**DIRECTIONS**
Return each entry below word for word, leaving out any image.
-- -- --
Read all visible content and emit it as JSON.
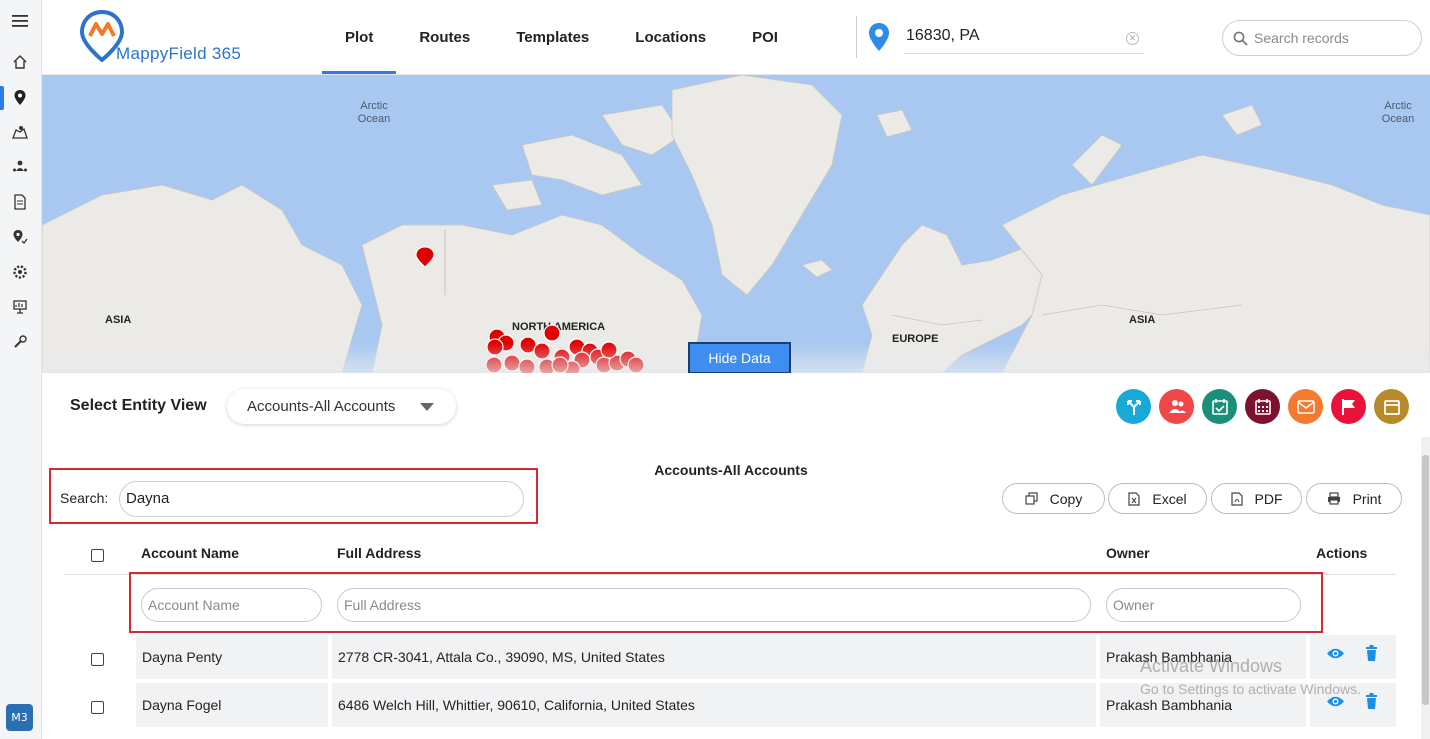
{
  "app": {
    "brand": "MappyField 365",
    "user_badge": "M3"
  },
  "nav": {
    "tabs": [
      {
        "label": "Plot"
      },
      {
        "label": "Routes"
      },
      {
        "label": "Templates"
      },
      {
        "label": "Locations"
      },
      {
        "label": "POI"
      }
    ],
    "active_tab": "Plot"
  },
  "location": {
    "value": "16830, PA"
  },
  "search_records": {
    "placeholder": "Search records"
  },
  "map": {
    "labels": {
      "arctic_left": "Arctic\nOcean",
      "arctic_right": "Arctic\nOcean",
      "asia_left": "ASIA",
      "north_america": "NORTH AMERICA",
      "europe": "EUROPE",
      "asia_right": "ASIA"
    },
    "hide_data_label": "Hide Data"
  },
  "entity": {
    "label": "Select Entity View",
    "selected": "Accounts-All Accounts"
  },
  "action_colors": [
    "#19a9d8",
    "#f04848",
    "#1a8f7a",
    "#7a1230",
    "#f47a30",
    "#e8123a",
    "#b88a2a"
  ],
  "table": {
    "title": "Accounts-All Accounts",
    "search_label": "Search:",
    "search_value": "Dayna",
    "export_buttons": [
      "Copy",
      "Excel",
      "PDF",
      "Print"
    ],
    "columns": [
      "Account Name",
      "Full Address",
      "Owner",
      "Actions"
    ],
    "filters": {
      "account_name": "Account Name",
      "full_address": "Full Address",
      "owner": "Owner"
    },
    "rows": [
      {
        "name": "Dayna Penty",
        "address": "2778 CR-3041, Attala Co., 39090, MS, United States",
        "owner": "Prakash Bambhania"
      },
      {
        "name": "Dayna Fogel",
        "address": "6486 Welch Hill, Whittier, 90610, California, United States",
        "owner": "Prakash Bambhania"
      }
    ]
  },
  "watermark": {
    "line1": "Activate Windows",
    "line2": "Go to Settings to activate Windows."
  }
}
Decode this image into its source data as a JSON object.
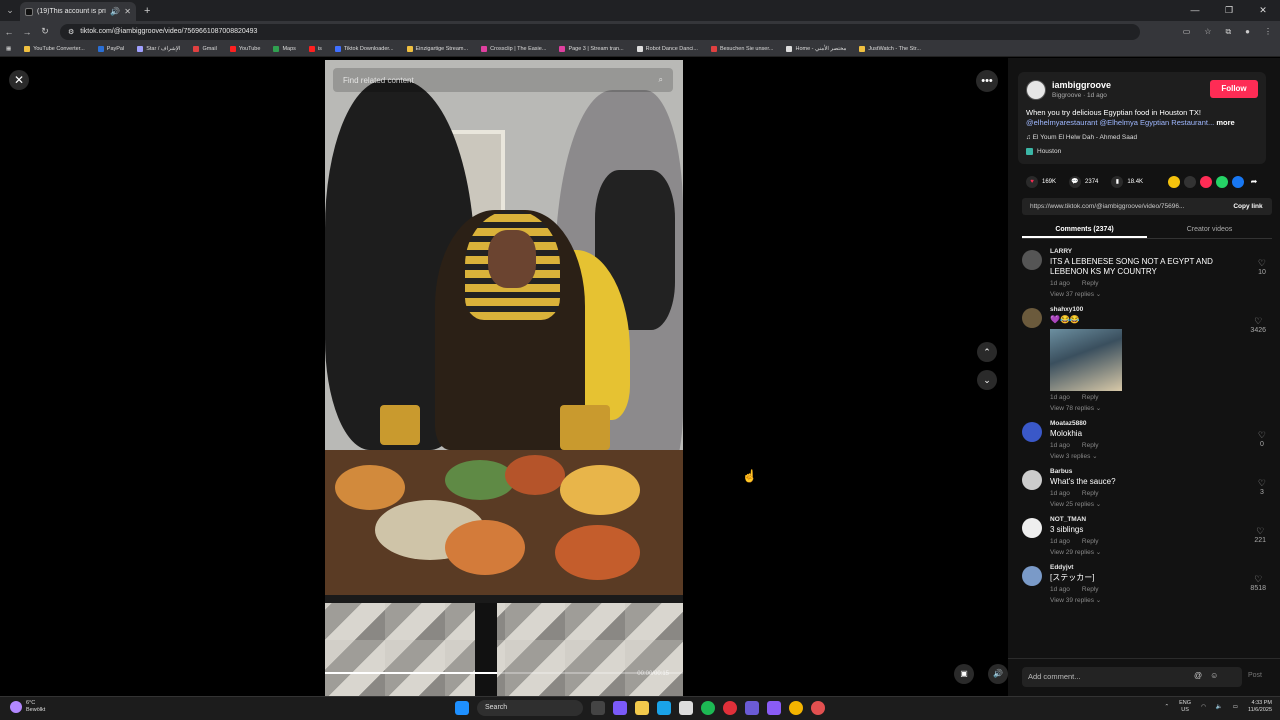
{
  "browser": {
    "tab_title": "(19)This account is private.",
    "url": "tiktok.com/@iambiggroove/video/7569661087008820493",
    "bookmarks": [
      {
        "label": "YouTube Converter...",
        "color": "#f0c040"
      },
      {
        "label": "PayPal",
        "color": "#2a6fd6"
      },
      {
        "label": "Star / الإشراف",
        "color": "#a0a0ff"
      },
      {
        "label": "Gmail",
        "color": "#e04040"
      },
      {
        "label": "YouTube",
        "color": "#ff2020"
      },
      {
        "label": "Maps",
        "color": "#30a050"
      },
      {
        "label": "is",
        "color": "#ff2020"
      },
      {
        "label": "Tiktok Downloader...",
        "color": "#4070ff"
      },
      {
        "label": "Einzigartige Stream...",
        "color": "#f0c040"
      },
      {
        "label": "Crossclip | The Easie...",
        "color": "#e040a0"
      },
      {
        "label": "Page 3 | Stream tran...",
        "color": "#e040a0"
      },
      {
        "label": "Robot Dance Danci...",
        "color": "#dddddd"
      },
      {
        "label": "Besuchen Sie unser...",
        "color": "#e04040"
      },
      {
        "label": "Home - مختصر الأمني",
        "color": "#dddddd"
      },
      {
        "label": "JustWatch - The Str...",
        "color": "#f0c040"
      }
    ]
  },
  "video": {
    "search_placeholder": "Find related content",
    "progress": 0.48,
    "timecode": "00:00/00:15"
  },
  "post": {
    "username": "iambiggroove",
    "sub": "Biggroove · 1d ago",
    "follow_label": "Follow",
    "description": "When you try delicious Egyptian food in Houston TX!",
    "tags": "@elhelmyarestaurant @Elhelmya Egyptian Restaurant...",
    "more_label": "more",
    "music": "♫  El Youm El Helw Dah - Ahmed Saad",
    "location": "Houston",
    "likes": "169K",
    "comments_count": "2374",
    "saves": "18.4K",
    "link": "https://www.tiktok.com/@iambiggroove/video/75696...",
    "copy_label": "Copy link",
    "tab_comments": "Comments (2374)",
    "tab_creator": "Creator videos",
    "add_comment_placeholder": "Add comment...",
    "post_label": "Post"
  },
  "comments": [
    {
      "user": "LARRY",
      "text": "ITS A LEBENESE SONG NOT A EGYPT AND LEBENON KS MY COUNTRY",
      "time": "1d ago",
      "reply": "Reply",
      "replies": "View 37 replies ⌄",
      "likes": "10",
      "avatar": "#555555"
    },
    {
      "user": "shahxy100",
      "text": "💜😂😂",
      "time": "1d ago",
      "reply": "Reply",
      "replies": "View 78 replies ⌄",
      "likes": "3426",
      "avatar": "#6b5a3c",
      "has_image": true
    },
    {
      "user": "Moataz5880",
      "text": "Molokhia",
      "time": "1d ago",
      "reply": "Reply",
      "replies": "View 3 replies ⌄",
      "likes": "0",
      "avatar": "#3a58c8"
    },
    {
      "user": "Barbus",
      "text": "What's the sauce?",
      "time": "1d ago",
      "reply": "Reply",
      "replies": "View 25 replies ⌄",
      "likes": "3",
      "avatar": "#cccccc"
    },
    {
      "user": "NOT_TMAN",
      "text": "3 siblings",
      "time": "1d ago",
      "reply": "Reply",
      "replies": "View 29 replies ⌄",
      "likes": "221",
      "avatar": "#eeeeee"
    },
    {
      "user": "Eddyjvt",
      "text": "[ステッカー]",
      "time": "1d ago",
      "reply": "Reply",
      "replies": "View 39 replies ⌄",
      "likes": "8518",
      "avatar": "#7a9ac8"
    }
  ],
  "taskbar": {
    "temp": "6°C",
    "weather": "Bewölkt",
    "search": "Search",
    "lang": "ENG",
    "region": "US",
    "time": "4:33 PM",
    "date": "11/6/2025"
  }
}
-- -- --
**SOLUTION TO THIS TASK**
Read all visible content and emit it as JSON.
{
  "app": {
    "brand": "MappyField 365",
    "user_badge": "M3"
  },
  "nav": {
    "tabs": [
      {
        "label": "Plot"
      },
      {
        "label": "Routes"
      },
      {
        "label": "Templates"
      },
      {
        "label": "Locations"
      },
      {
        "label": "POI"
      }
    ],
    "active_tab": "Plot"
  },
  "location": {
    "value": "16830, PA"
  },
  "search_records": {
    "placeholder": "Search records"
  },
  "map": {
    "labels": {
      "arctic_left": "Arctic\nOcean",
      "arctic_right": "Arctic\nOcean",
      "asia_left": "ASIA",
      "north_america": "NORTH AMERICA",
      "europe": "EUROPE",
      "asia_right": "ASIA"
    },
    "hide_data_label": "Hide Data"
  },
  "entity": {
    "label": "Select Entity View",
    "selected": "Accounts-All Accounts"
  },
  "action_colors": [
    "#19a9d8",
    "#f04848",
    "#1a8f7a",
    "#7a1230",
    "#f47a30",
    "#e8123a",
    "#b88a2a"
  ],
  "table": {
    "title": "Accounts-All Accounts",
    "search_label": "Search:",
    "search_value": "Dayna",
    "export_buttons": [
      "Copy",
      "Excel",
      "PDF",
      "Print"
    ],
    "columns": [
      "Account Name",
      "Full Address",
      "Owner",
      "Actions"
    ],
    "filters": {
      "account_name": "Account Name",
      "full_address": "Full Address",
      "owner": "Owner"
    },
    "rows": [
      {
        "name": "Dayna Penty",
        "address": "2778 CR-3041, Attala Co., 39090, MS, United States",
        "owner": "Prakash Bambhania"
      },
      {
        "name": "Dayna Fogel",
        "address": "6486 Welch Hill, Whittier, 90610, California, United States",
        "owner": "Prakash Bambhania"
      }
    ]
  },
  "watermark": {
    "line1": "Activate Windows",
    "line2": "Go to Settings to activate Windows."
  }
}
Decode this image into its source data as a JSON object.
{
  "browser": {
    "tab_title": "(19)This account is private.",
    "url": "tiktok.com/@iambiggroove/video/7569661087008820493",
    "bookmarks": [
      {
        "label": "YouTube Converter...",
        "color": "#f0c040"
      },
      {
        "label": "PayPal",
        "color": "#2a6fd6"
      },
      {
        "label": "Star / الإشراف",
        "color": "#a0a0ff"
      },
      {
        "label": "Gmail",
        "color": "#e04040"
      },
      {
        "label": "YouTube",
        "color": "#ff2020"
      },
      {
        "label": "Maps",
        "color": "#30a050"
      },
      {
        "label": "is",
        "color": "#ff2020"
      },
      {
        "label": "Tiktok Downloader...",
        "color": "#4070ff"
      },
      {
        "label": "Einzigartige Stream...",
        "color": "#f0c040"
      },
      {
        "label": "Crossclip | The Easie...",
        "color": "#e040a0"
      },
      {
        "label": "Page 3 | Stream tran...",
        "color": "#e040a0"
      },
      {
        "label": "Robot Dance Danci...",
        "color": "#dddddd"
      },
      {
        "label": "Besuchen Sie unser...",
        "color": "#e04040"
      },
      {
        "label": "Home - مختصر الأمني",
        "color": "#dddddd"
      },
      {
        "label": "JustWatch - The Str...",
        "color": "#f0c040"
      }
    ]
  },
  "video": {
    "search_placeholder": "Find related content",
    "progress": 0.48,
    "timecode": "00:00/00:15"
  },
  "post": {
    "username": "iambiggroove",
    "sub": "Biggroove · 1d ago",
    "follow_label": "Follow",
    "description": "When you try delicious Egyptian food in Houston TX!",
    "tags": "@elhelmyarestaurant @Elhelmya Egyptian Restaurant...",
    "more_label": "more",
    "music": "♫  El Youm El Helw Dah - Ahmed Saad",
    "location": "Houston",
    "likes": "169K",
    "comments_count": "2374",
    "saves": "18.4K",
    "link": "https://www.tiktok.com/@iambiggroove/video/75696...",
    "copy_label": "Copy link",
    "tab_comments": "Comments (2374)",
    "tab_creator": "Creator videos",
    "add_comment_placeholder": "Add comment...",
    "post_label": "Post"
  },
  "comments": [
    {
      "user": "LARRY",
      "text": "ITS A LEBENESE SONG NOT A EGYPT AND LEBENON KS MY COUNTRY",
      "time": "1d ago",
      "reply": "Reply",
      "replies": "View 37 replies ⌄",
      "likes": "10",
      "avatar": "#555555"
    },
    {
      "user": "shahxy100",
      "text": "💜😂😂",
      "time": "1d ago",
      "reply": "Reply",
      "replies": "View 78 replies ⌄",
      "likes": "3426",
      "avatar": "#6b5a3c",
      "has_image": true
    },
    {
      "user": "Moataz5880",
      "text": "Molokhia",
      "time": "1d ago",
      "reply": "Reply",
      "replies": "View 3 replies ⌄",
      "likes": "0",
      "avatar": "#3a58c8"
    },
    {
      "user": "Barbus",
      "text": "What's the sauce?",
      "time": "1d ago",
      "reply": "Reply",
      "replies": "View 25 replies ⌄",
      "likes": "3",
      "avatar": "#cccccc"
    },
    {
      "user": "NOT_TMAN",
      "text": "3 siblings",
      "time": "1d ago",
      "reply": "Reply",
      "replies": "View 29 replies ⌄",
      "likes": "221",
      "avatar": "#eeeeee"
    },
    {
      "user": "Eddyjvt",
      "text": "[ステッカー]",
      "time": "1d ago",
      "reply": "Reply",
      "replies": "View 39 replies ⌄",
      "likes": "8518",
      "avatar": "#7a9ac8"
    }
  ],
  "taskbar": {
    "temp": "6°C",
    "weather": "Bewölkt",
    "search": "Search",
    "lang": "ENG",
    "region": "US",
    "time": "4:33 PM",
    "date": "11/6/2025"
  }
}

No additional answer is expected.